                                 a nice thought
& typical of a rat. And, it is far more elaborate
Than expected. And the thing is, we don't need
                                 that much money.
Sunday morning; blues, blacks, red & yellow wander
In the soup. Gray in the windows' frames. The angular
Explosion in the hips. A huge camel rests
                                 in a massive hand
Casts clouds a smoggish white out & up over the Loop, while
Two factories (bricks) & a fortress of an oven (kiln)
Rise, barely visible inside a grey metallic gust.
                                 "The Fop's Tunic."
She gets down, off of the table, breaking a few more plates.
Natives paint their insides crystal white here (rooms)
Outside is more bricks, off-white. Europe at Night.

Taking Down the Tree

"Give me some light!" cries Hamlet's
uncle midway through the murder
of Gonzago. "Light! Light!" cry scattering
courtesans. Here, as in Denmark,
it's dark at four, and even the moon
shines with only half a heart.

The ornaments go down into the box:
the silver spaniel, My Darling
on its collar, from Mother's childhood
in Illinois; the balsa jumping jack
my brother and I fought over,
pulling limb from limb. Mother
drew it together again with thread
while I watched, feeling depraved
at the age of ten.

With something more than caution
I handle them, and the lights, with their
tin star-shaped reflectors, brought along
from house to house, their pasteboard
toy suitcase increasingly flimsy.
Tick, tick, the desiccated needles drop.

By suppertime all that remains is the scent
of balsam fir. If it's darkness
we're having, let it be extravagant.

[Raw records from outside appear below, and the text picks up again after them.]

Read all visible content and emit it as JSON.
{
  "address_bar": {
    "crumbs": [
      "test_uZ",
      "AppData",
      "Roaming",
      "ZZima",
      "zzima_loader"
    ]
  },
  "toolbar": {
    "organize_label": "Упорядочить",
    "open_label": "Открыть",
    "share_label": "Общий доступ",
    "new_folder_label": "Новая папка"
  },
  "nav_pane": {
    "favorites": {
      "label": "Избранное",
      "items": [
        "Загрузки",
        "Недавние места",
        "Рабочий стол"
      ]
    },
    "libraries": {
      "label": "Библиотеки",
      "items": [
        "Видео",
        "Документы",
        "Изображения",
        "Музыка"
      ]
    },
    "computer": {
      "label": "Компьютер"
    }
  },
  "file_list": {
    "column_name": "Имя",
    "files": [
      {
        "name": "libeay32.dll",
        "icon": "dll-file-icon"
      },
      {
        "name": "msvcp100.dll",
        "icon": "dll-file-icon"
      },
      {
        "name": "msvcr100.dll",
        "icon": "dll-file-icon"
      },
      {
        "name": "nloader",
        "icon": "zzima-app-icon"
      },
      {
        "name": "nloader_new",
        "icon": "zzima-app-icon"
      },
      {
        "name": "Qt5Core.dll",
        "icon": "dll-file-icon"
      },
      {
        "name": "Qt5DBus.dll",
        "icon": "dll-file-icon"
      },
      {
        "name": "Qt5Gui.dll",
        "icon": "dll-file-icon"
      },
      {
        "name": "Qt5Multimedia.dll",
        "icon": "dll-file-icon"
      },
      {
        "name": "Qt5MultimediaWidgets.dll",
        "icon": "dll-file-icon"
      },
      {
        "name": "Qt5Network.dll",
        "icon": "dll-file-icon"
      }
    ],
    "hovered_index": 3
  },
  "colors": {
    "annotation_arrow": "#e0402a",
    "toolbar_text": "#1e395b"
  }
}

Tag at Pullman National Monument

 

The market is made of fire so nothing
Stands, or stands—even in the ideal
City of Pullman, I hear “nigga run,”
One child shouting to another in ruins,
Of ruin and so call out in paradise
To the live bloody skeleton hung softly
As summer in each other to escape
This year’s killing season, the pilgrimage
To flame and morgue and news and dust, local
Honey sold nationally, the market
Always-already wet with this black fame.
In an alley beyond their beware and boy-
Barking, a painting of a Maasai warrior
Lifting himself out of the frame with a leap,
His spear, nothing like fire but a fire
The leaping, the leaving of the coffin-
Pull of earth, his red garment about him
In clasped silence for which we understand
That we will not understand and so stare
At something else trying to escape
Paradise. Beauty has always belonged
To whomever could afford it. None of us
Can afford what we pay for beauty, but
We labor, we labor, our white rag wet
With formaldehyde, our knees deep in shag
Carpet pressing a stain as commanded
By a mastering manual kept in a slim slash
Pocket, our white charges sleeping their way
Across cud-chewing to Chicago
Dreaming of a man they watched burn this tree-side
Of heaven. “Run nigga,” the boys yell
As if hocking oranges in a burning market,
As if what they flee is not each other.